The P300 event-related potential can be used to determine concealed knowledge that only a criminal would know. By placing details of the crime randomly among a list of non-relevant items, one can distinguish criminal from citizen. If an individual recognizes a detail of the crime, it produce a P300 EPR and is likely guilty of, or at least familiar with, the crime.
Due to the specificity of brainwave response, the technique has been labeled brain fingerprinting drawing analogy from identification through fingerprints.
How the P300 Wave Response is Used in Finding the Guilty
This technique provides a potential window into someone's past visual experience because the most detailed knowledge of any crime is always locked away in the brain of the person who committed it. If a person looks at random pictures of weapons, without activating a P300 wave, these objects are presumably unknown to him. But if the murder weapon is shown, and a P300 wave activates, then the person clearly has some experience with that weapon. The suspect’s ERP responses give clues with scientific certainty, whether the story he is telling matches what is stored in his brain. Similarly, if a CIA agent has become a Russian spy his brain will elicit P300 response if objects connected with his spying activities are presented before his eyes.
This technique is highly objective and is used to see if some specific information is stored in the brain or not. Along with other information and evidences from the crime scene the ERP responses can greatly help pointing to the most probable suspects and minimize harassment of innocents.
Advantage Over the Usual Lie Detector Test
This is not an interrogative technique; hence, does not require answering questions. The subject merely wears a headband of electrodes and faces a computer screen, which flashes photographs. The P300 brain activity occurs when meaningful information is presented to a person with “knowledge of guilt.” It reveals objectively whether information is present in the brain, regardless of what the suspect says. Here his brain does the talking which automatically responds through changes in brainwave activity and tells if information on specific details of a crime is “present” or “absent” in the brain’s memory. Since the response is automatic there is no way of suppressing or fooling the system. The technique has been successfully lab-tested on FBI agents and US navy doctors with remarkable accuracy as well as in some real life cases.
On the other hand, lie detection is traditionally done by measuring heart rate, skin conductance, and rate of breathing, etc.

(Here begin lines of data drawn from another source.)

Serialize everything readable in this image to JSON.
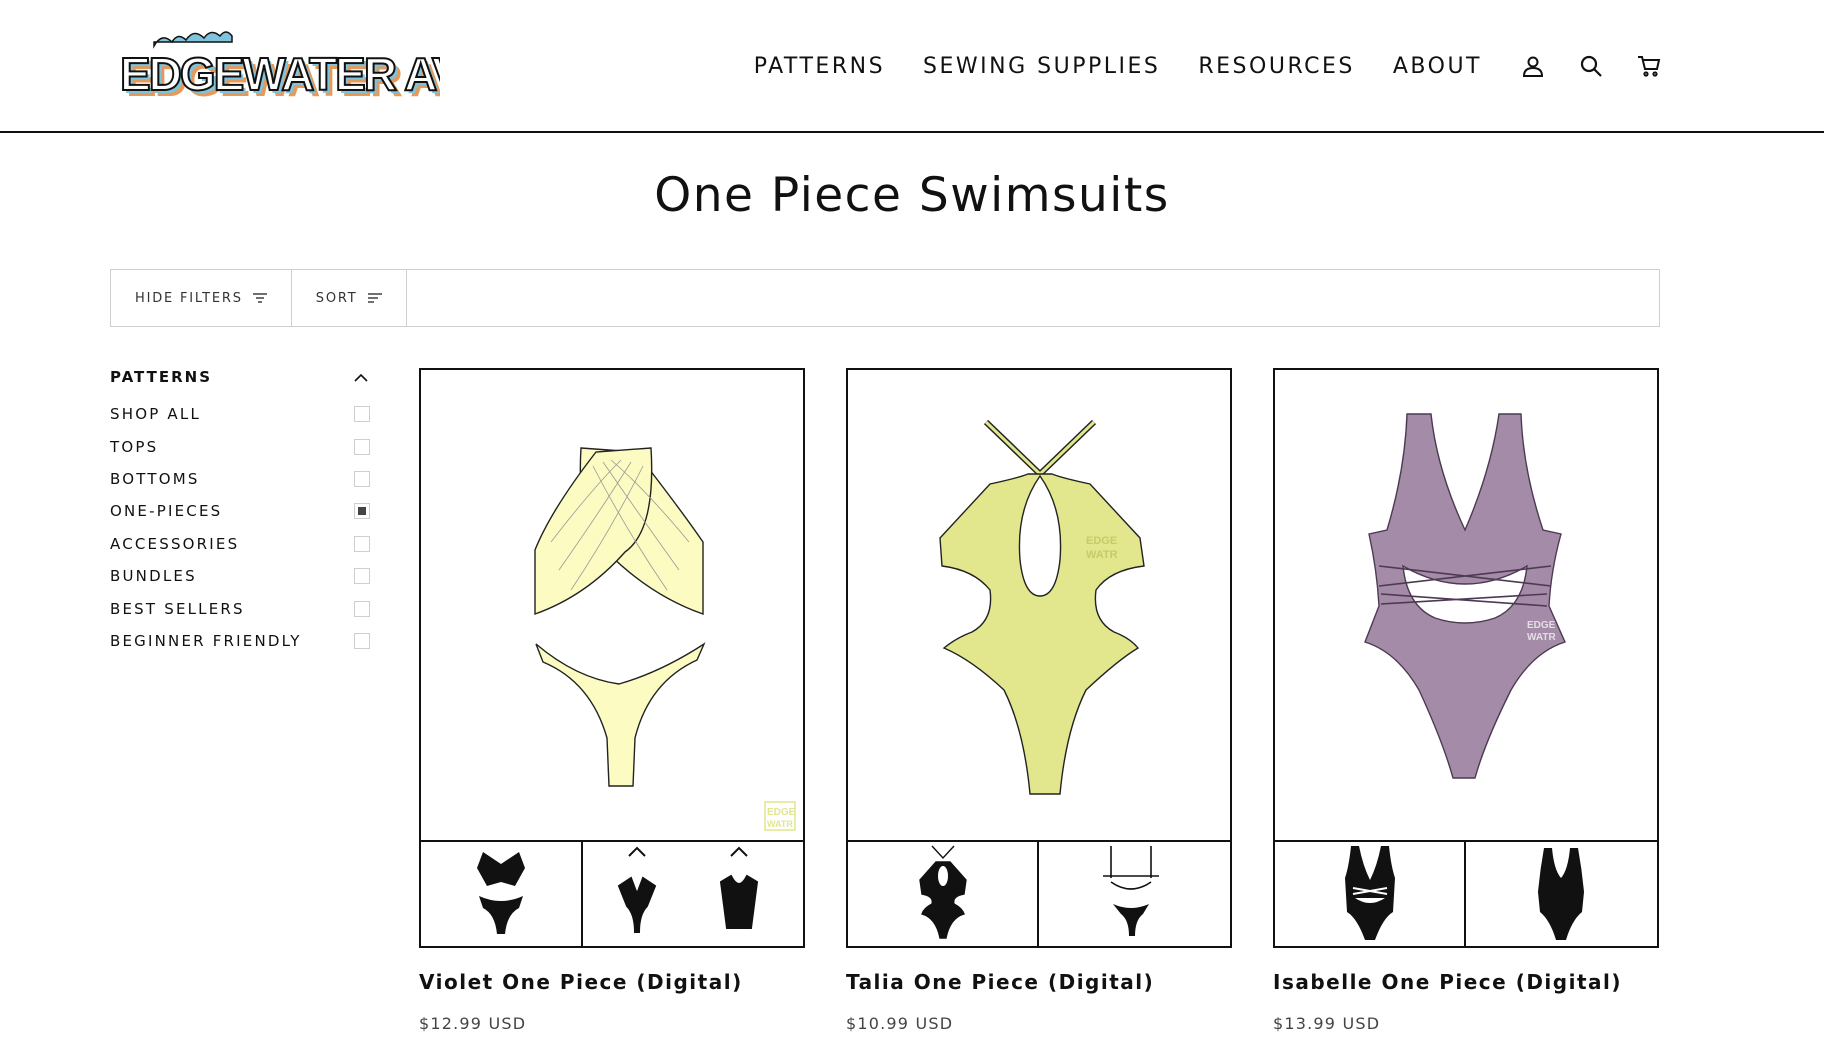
{
  "logo": {
    "text": "EDGEWATER AVE"
  },
  "nav": {
    "items": [
      {
        "label": "PATTERNS"
      },
      {
        "label": "SEWING SUPPLIES"
      },
      {
        "label": "RESOURCES"
      },
      {
        "label": "ABOUT"
      }
    ],
    "icons": [
      "account-icon",
      "search-icon",
      "cart-icon"
    ]
  },
  "page": {
    "title": "One Piece Swimsuits"
  },
  "toolbar": {
    "hide_filters_label": "HIDE FILTERS",
    "sort_label": "SORT"
  },
  "sidebar": {
    "heading": "PATTERNS",
    "filters": [
      {
        "label": "SHOP ALL",
        "checked": false
      },
      {
        "label": "TOPS",
        "checked": false
      },
      {
        "label": "BOTTOMS",
        "checked": false
      },
      {
        "label": "ONE-PIECES",
        "checked": true
      },
      {
        "label": "ACCESSORIES",
        "checked": false
      },
      {
        "label": "BUNDLES",
        "checked": false
      },
      {
        "label": "BEST SELLERS",
        "checked": false
      },
      {
        "label": "BEGINNER FRIENDLY",
        "checked": false
      }
    ]
  },
  "products": [
    {
      "name": "Violet One Piece (Digital)",
      "price": "$12.99 USD",
      "color": "#fbfbc2"
    },
    {
      "name": "Talia One Piece (Digital)",
      "price": "$10.99 USD",
      "color": "#e2e68c"
    },
    {
      "name": "Isabelle One Piece (Digital)",
      "price": "$13.99 USD",
      "color": "#a48ba8"
    }
  ],
  "colors": {
    "text": "#111111",
    "border": "#cfcfcf",
    "logo_blue": "#7fc3dc",
    "logo_orange": "#e59a5a"
  }
}
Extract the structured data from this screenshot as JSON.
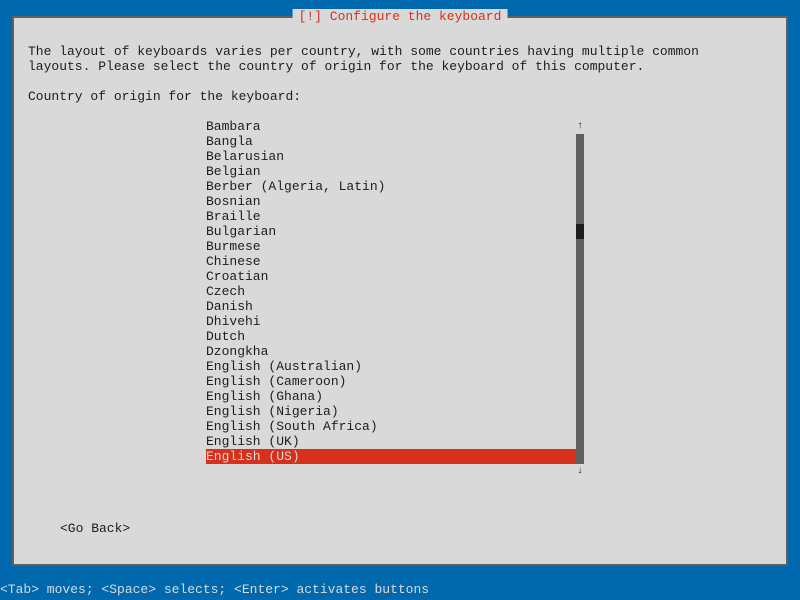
{
  "dialog": {
    "title": "[!] Configure the keyboard",
    "instructions": "The layout of keyboards varies per country, with some countries having multiple common\nlayouts. Please select the country of origin for the keyboard of this computer.",
    "prompt": "Country of origin for the keyboard:",
    "go_back": "<Go Back>"
  },
  "list": {
    "items": [
      "Bambara",
      "Bangla",
      "Belarusian",
      "Belgian",
      "Berber (Algeria, Latin)",
      "Bosnian",
      "Braille",
      "Bulgarian",
      "Burmese",
      "Chinese",
      "Croatian",
      "Czech",
      "Danish",
      "Dhivehi",
      "Dutch",
      "Dzongkha",
      "English (Australian)",
      "English (Cameroon)",
      "English (Ghana)",
      "English (Nigeria)",
      "English (South Africa)",
      "English (UK)",
      "English (US)"
    ],
    "selected_index": 22
  },
  "scroll": {
    "up_arrow": "↑",
    "down_arrow": "↓"
  },
  "footer": "<Tab> moves; <Space> selects; <Enter> activates buttons"
}
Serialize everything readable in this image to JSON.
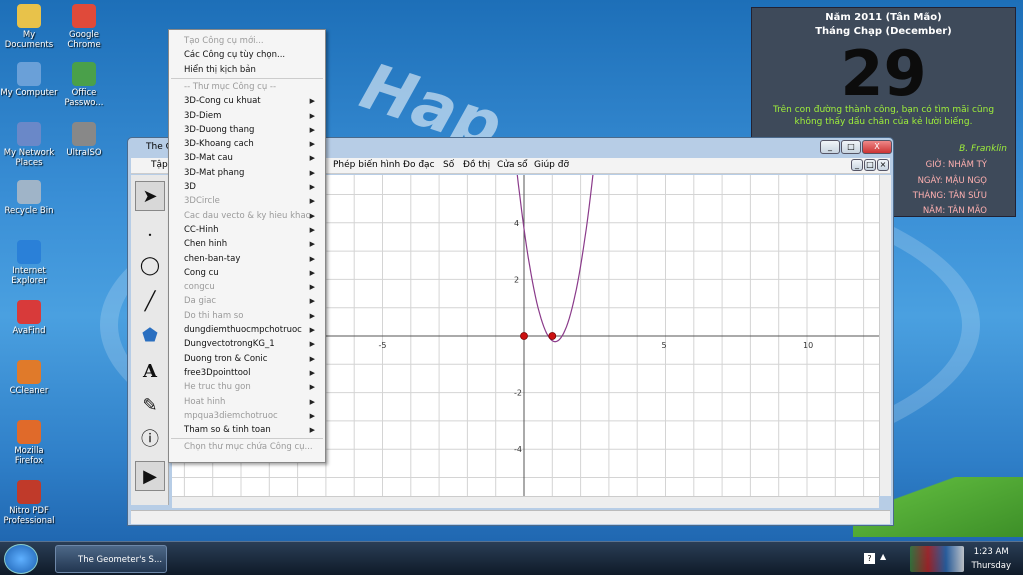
{
  "desktop": {
    "icons": [
      {
        "label": "My Documents"
      },
      {
        "label": "Google Chrome"
      },
      {
        "label": "My Computer"
      },
      {
        "label": "Office Passwo..."
      },
      {
        "label": "My Network Places"
      },
      {
        "label": "UltraISO"
      },
      {
        "label": "Recycle Bin"
      },
      {
        "label": "Internet Explorer"
      },
      {
        "label": "AvaFind"
      },
      {
        "label": "CCleaner"
      },
      {
        "label": "Mozilla Firefox"
      },
      {
        "label": "Nitro PDF Professional"
      }
    ]
  },
  "calendar": {
    "year_line": "Năm 2011 (Tân Mão)",
    "month_line": "Tháng Chạp (December)",
    "day": "29",
    "quote": "Trên con đường thành công, bạn có tìm mãi cũng không thấy dấu chân của kẻ lười biếng.",
    "author": "B. Franklin",
    "lunar": [
      "GIỜ: NHÂM TÝ",
      "NGÀY: MẬU NGỌ",
      "THÁNG: TÂN SỬU",
      "NĂM: TÂN MÃO"
    ]
  },
  "window": {
    "title": "The G",
    "menu": [
      "Tập",
      "Phép biến hình",
      "Đo đạc",
      "Số",
      "Đồ thị",
      "Cửa sổ",
      "Giúp đỡ"
    ],
    "controls": {
      "min": "_",
      "max": "□",
      "close": "X"
    }
  },
  "context_menu": {
    "items": [
      {
        "label": "Tạo Công cụ mới...",
        "disabled": true,
        "submenu": false
      },
      {
        "label": "Các Công cụ tùy chọn...",
        "disabled": false,
        "submenu": false
      },
      {
        "label": "Hiển thị kịch bản",
        "disabled": false,
        "submenu": false
      },
      {
        "label": "-- Thư mục Công cụ --",
        "disabled": true,
        "submenu": false
      },
      {
        "label": "3D-Cong cu khuat",
        "disabled": false,
        "submenu": true
      },
      {
        "label": "3D-Diem",
        "disabled": false,
        "submenu": true
      },
      {
        "label": "3D-Duong thang",
        "disabled": false,
        "submenu": true
      },
      {
        "label": "3D-Khoang cach",
        "disabled": false,
        "submenu": true
      },
      {
        "label": "3D-Mat cau",
        "disabled": false,
        "submenu": true
      },
      {
        "label": "3D-Mat phang",
        "disabled": false,
        "submenu": true
      },
      {
        "label": "3D",
        "disabled": false,
        "submenu": true
      },
      {
        "label": "3DCircle",
        "disabled": true,
        "submenu": true
      },
      {
        "label": "Cac dau vecto & ky hieu khac",
        "disabled": true,
        "submenu": true
      },
      {
        "label": "CC-Hinh",
        "disabled": false,
        "submenu": true
      },
      {
        "label": "Chen hinh",
        "disabled": false,
        "submenu": true
      },
      {
        "label": "chen-ban-tay",
        "disabled": false,
        "submenu": true
      },
      {
        "label": "Cong cu",
        "disabled": false,
        "submenu": true
      },
      {
        "label": "congcu",
        "disabled": true,
        "submenu": true
      },
      {
        "label": "Da giac",
        "disabled": true,
        "submenu": true
      },
      {
        "label": "Do thi ham so",
        "disabled": true,
        "submenu": true
      },
      {
        "label": "dungdiemthuocmpchotruoc",
        "disabled": false,
        "submenu": true
      },
      {
        "label": "DungvectotrongKG_1",
        "disabled": false,
        "submenu": true
      },
      {
        "label": "Duong tron & Conic",
        "disabled": false,
        "submenu": true
      },
      {
        "label": "free3Dpointtool",
        "disabled": false,
        "submenu": true
      },
      {
        "label": "He truc thu gon",
        "disabled": true,
        "submenu": true
      },
      {
        "label": "Hoat hinh",
        "disabled": true,
        "submenu": true
      },
      {
        "label": "mpqua3diemchotruoc",
        "disabled": true,
        "submenu": true
      },
      {
        "label": "Tham so & tinh toan",
        "disabled": false,
        "submenu": true
      },
      {
        "label": "Chọn thư mục chứa Công cụ...",
        "disabled": true,
        "submenu": false
      }
    ]
  },
  "graph": {
    "x_ticks": [
      "-5",
      "5",
      "10"
    ],
    "y_ticks": [
      "4",
      "2",
      "-2",
      "-4"
    ],
    "points": [
      {
        "x": 0,
        "y": 0
      },
      {
        "x": 1,
        "y": 0
      }
    ],
    "curve_color": "#8a3a8a",
    "point_color": "#cc1111"
  },
  "taskbar": {
    "task_label": "The Geometer's S...",
    "time": "1:23 AM",
    "day": "Thursday"
  }
}
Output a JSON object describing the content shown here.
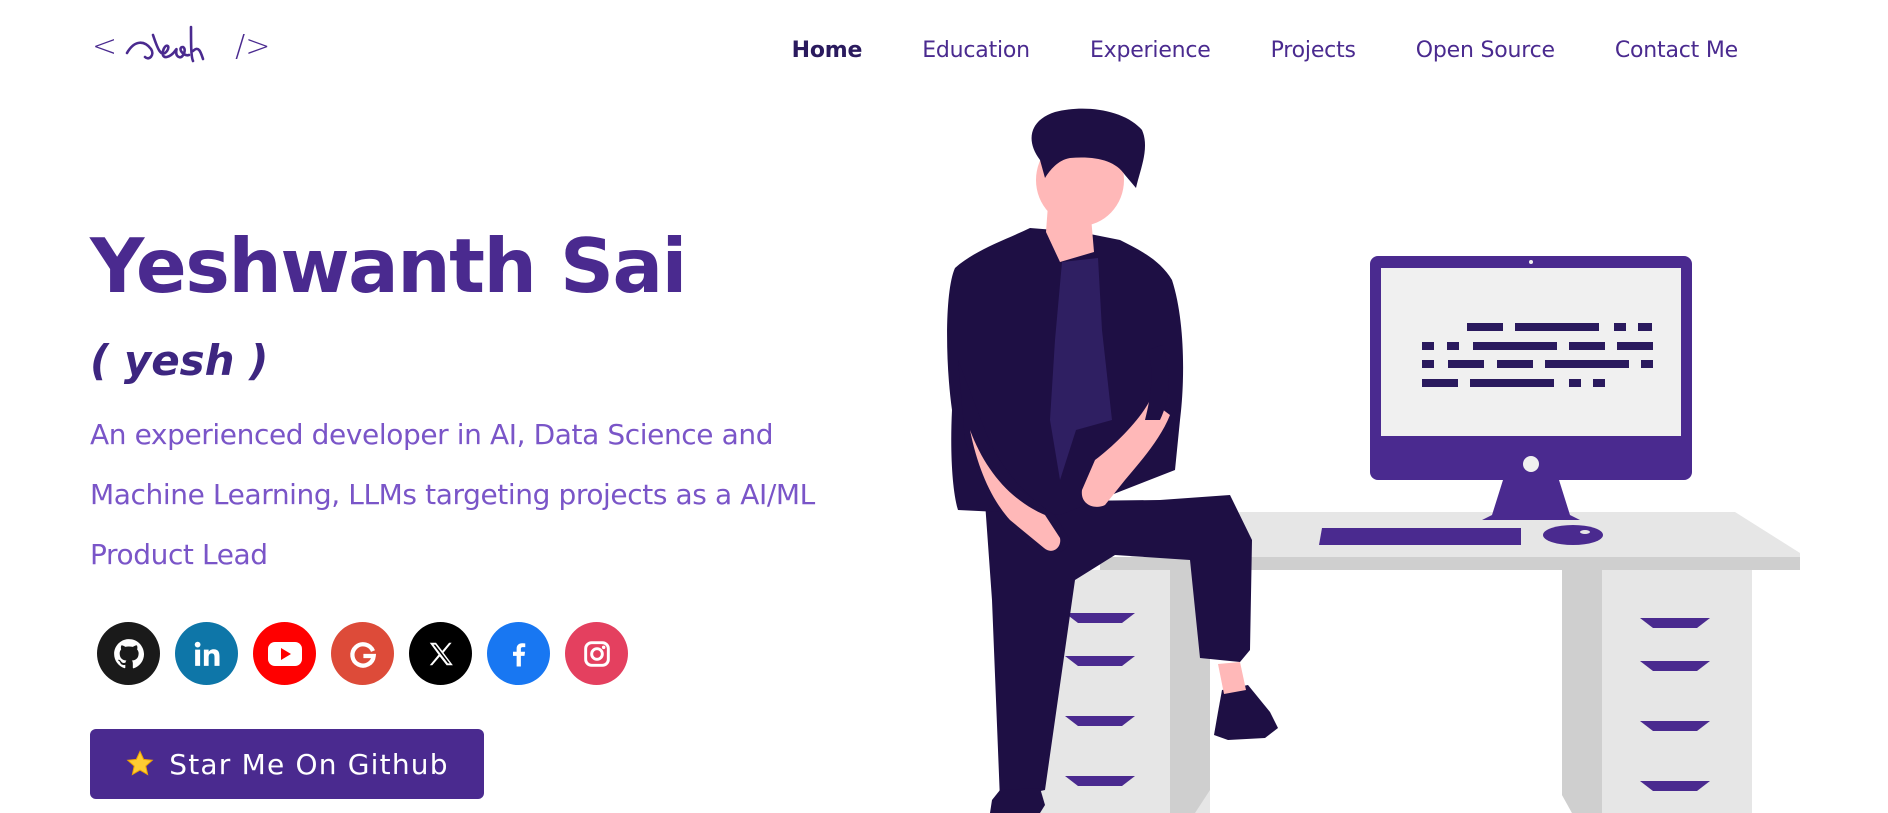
{
  "header": {
    "logo": {
      "left_bracket": "<",
      "signature": "Yesh",
      "right_bracket": "/>"
    },
    "nav": [
      {
        "label": "Home",
        "active": true
      },
      {
        "label": "Education"
      },
      {
        "label": "Experience"
      },
      {
        "label": "Projects"
      },
      {
        "label": "Open Source"
      },
      {
        "label": "Contact Me"
      }
    ]
  },
  "hero": {
    "name": "Yeshwanth Sai",
    "nickname": "( yesh )",
    "description": "An experienced developer in AI, Data Science and Machine Learning, LLMs targeting projects as a AI/ML Product Lead",
    "social": [
      {
        "name": "github",
        "icon": "github-icon",
        "color": "#1a1a1a"
      },
      {
        "name": "linkedin",
        "icon": "linkedin-icon",
        "color": "#0e76a8"
      },
      {
        "name": "youtube",
        "icon": "youtube-icon",
        "color": "#ff0000"
      },
      {
        "name": "google",
        "icon": "google-icon",
        "color": "#dd4b39"
      },
      {
        "name": "x",
        "icon": "x-icon",
        "color": "#000000"
      },
      {
        "name": "facebook",
        "icon": "facebook-icon",
        "color": "#1877f2"
      },
      {
        "name": "instagram",
        "icon": "instagram-icon",
        "color": "#e4405f"
      }
    ],
    "cta": {
      "label": "Star Me On Github",
      "icon": "star-icon"
    }
  },
  "colors": {
    "primary": "#4a2a8f",
    "accent_text": "#7a55c8",
    "dark_figure": "#1e0f44",
    "skin": "#ffb8b8",
    "desk": "#e6e6e6"
  }
}
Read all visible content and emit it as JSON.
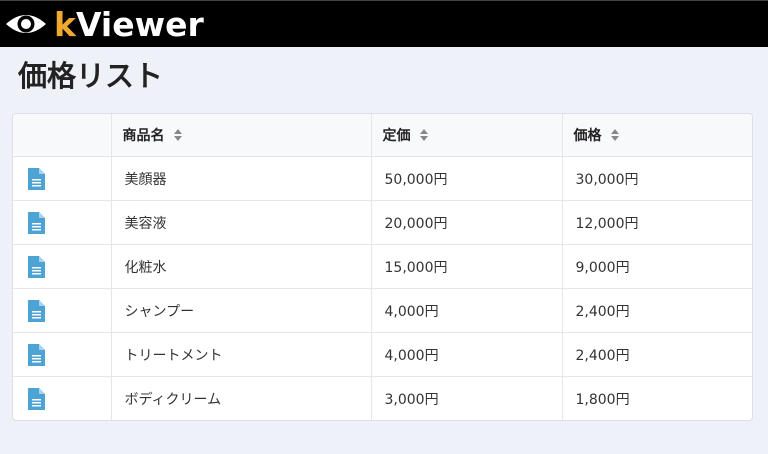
{
  "app": {
    "logo_k": "k",
    "logo_rest": "Viewer",
    "accent_color": "#f0a830"
  },
  "page": {
    "title": "価格リスト"
  },
  "table": {
    "headers": {
      "name": "商品名",
      "list_price": "定価",
      "price": "価格"
    },
    "row_icon": "document-icon",
    "rows": [
      {
        "name": "美顔器",
        "list_price": "50,000円",
        "price": "30,000円"
      },
      {
        "name": "美容液",
        "list_price": "20,000円",
        "price": "12,000円"
      },
      {
        "name": "化粧水",
        "list_price": "15,000円",
        "price": "9,000円"
      },
      {
        "name": "シャンプー",
        "list_price": "4,000円",
        "price": "2,400円"
      },
      {
        "name": "トリートメント",
        "list_price": "4,000円",
        "price": "2,400円"
      },
      {
        "name": "ボディクリーム",
        "list_price": "3,000円",
        "price": "1,800円"
      }
    ]
  }
}
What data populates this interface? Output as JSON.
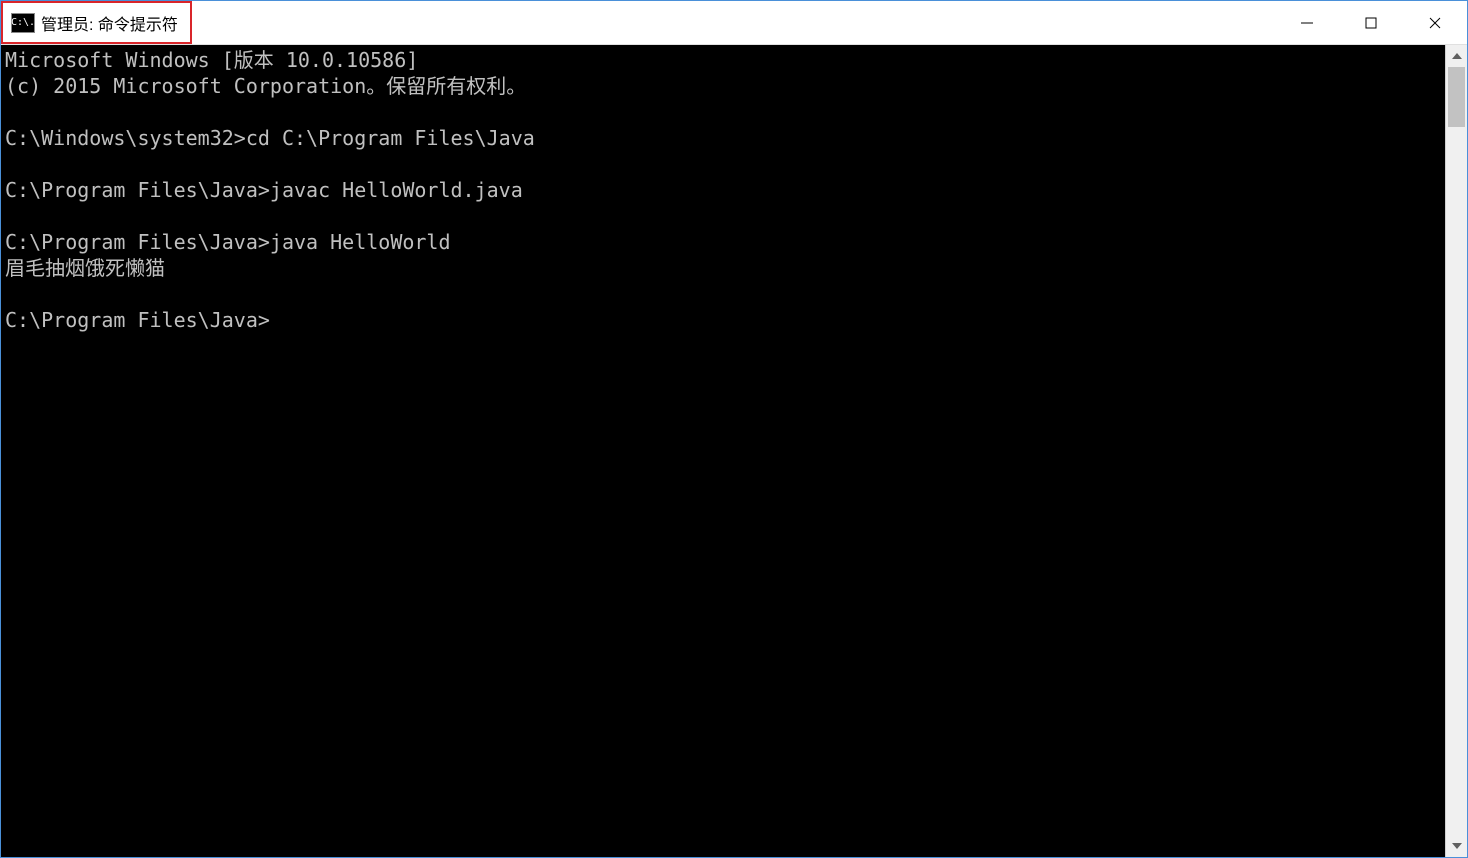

These measures are sensitive to individual health issues and critics say they indicate emotions, not knowledge.
If investigating agencies adopt this brainwave fingerprinting technique in their routine investigation, they will be able to narrow down on the most likely suspects in much shorter time. It will also prevent sentencing of innocent people. Being more advanced that the earlier lie detectors, it has an enormous potential in criminal investigation.
If you liked this page, please click here for FAQ on Brain Fingerprinting.
Are you publishing on Wikinut? Join Wikinut, write and get paid.